» WHAT THE TASK REQUIRES
Report the count of lines holding "this" in the records, with no other words.

Website and app data records
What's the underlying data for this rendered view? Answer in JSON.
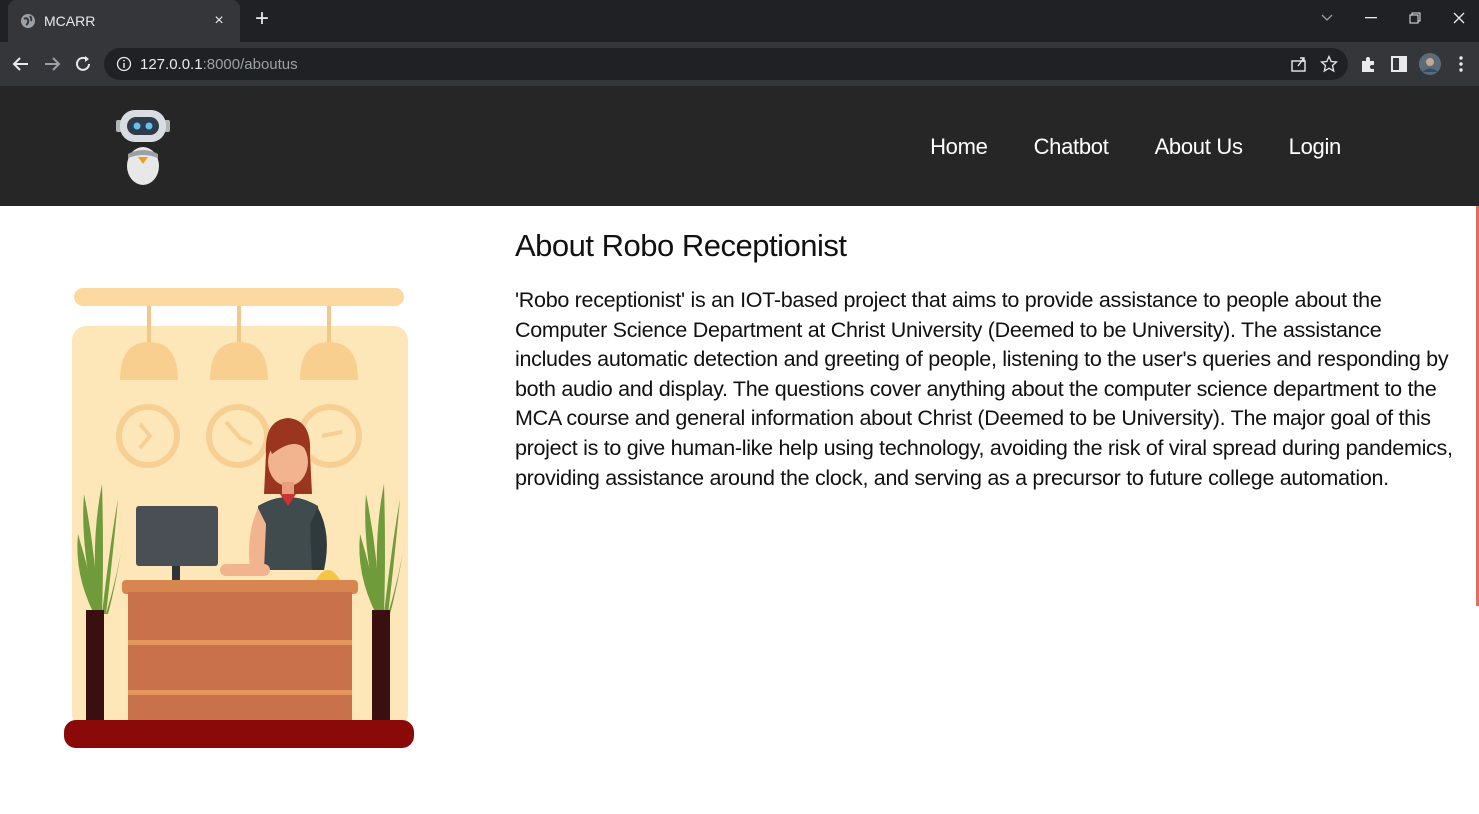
{
  "browser": {
    "tab_title": "MCARR",
    "tab_close": "×",
    "new_tab": "+",
    "url_host": "127.0.0.1",
    "url_path": ":8000/aboutus"
  },
  "site": {
    "nav": [
      "Home",
      "Chatbot",
      "About Us",
      "Login"
    ]
  },
  "about": {
    "heading": "About Robo Receptionist",
    "body": "'Robo receptionist' is an IOT-based project that aims to provide assistance to people about the Computer Science Department at Christ University (Deemed to be University). The assistance includes automatic detection and greeting of people, listening to the user's queries and responding by both audio and display. The questions cover anything about the computer science department to the MCA course and general information about Christ (Deemed to be University). The major goal of this project is to give human-like help using technology, avoiding the risk of viral spread during pandemics, providing assistance around the clock, and serving as a precursor to future college automation."
  },
  "colors": {
    "chrome_dark": "#202124",
    "chrome_tab": "#35363a",
    "site_nav": "#262626"
  },
  "icons": [
    "globe-icon",
    "close-icon",
    "plus-icon",
    "chevron-down-icon",
    "minimize-icon",
    "restore-icon",
    "window-close-icon",
    "back-icon",
    "forward-icon",
    "reload-icon",
    "info-icon",
    "share-icon",
    "star-icon",
    "extensions-icon",
    "sidepanel-icon",
    "profile-avatar",
    "menu-icon",
    "robot-logo"
  ]
}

» RESULT
2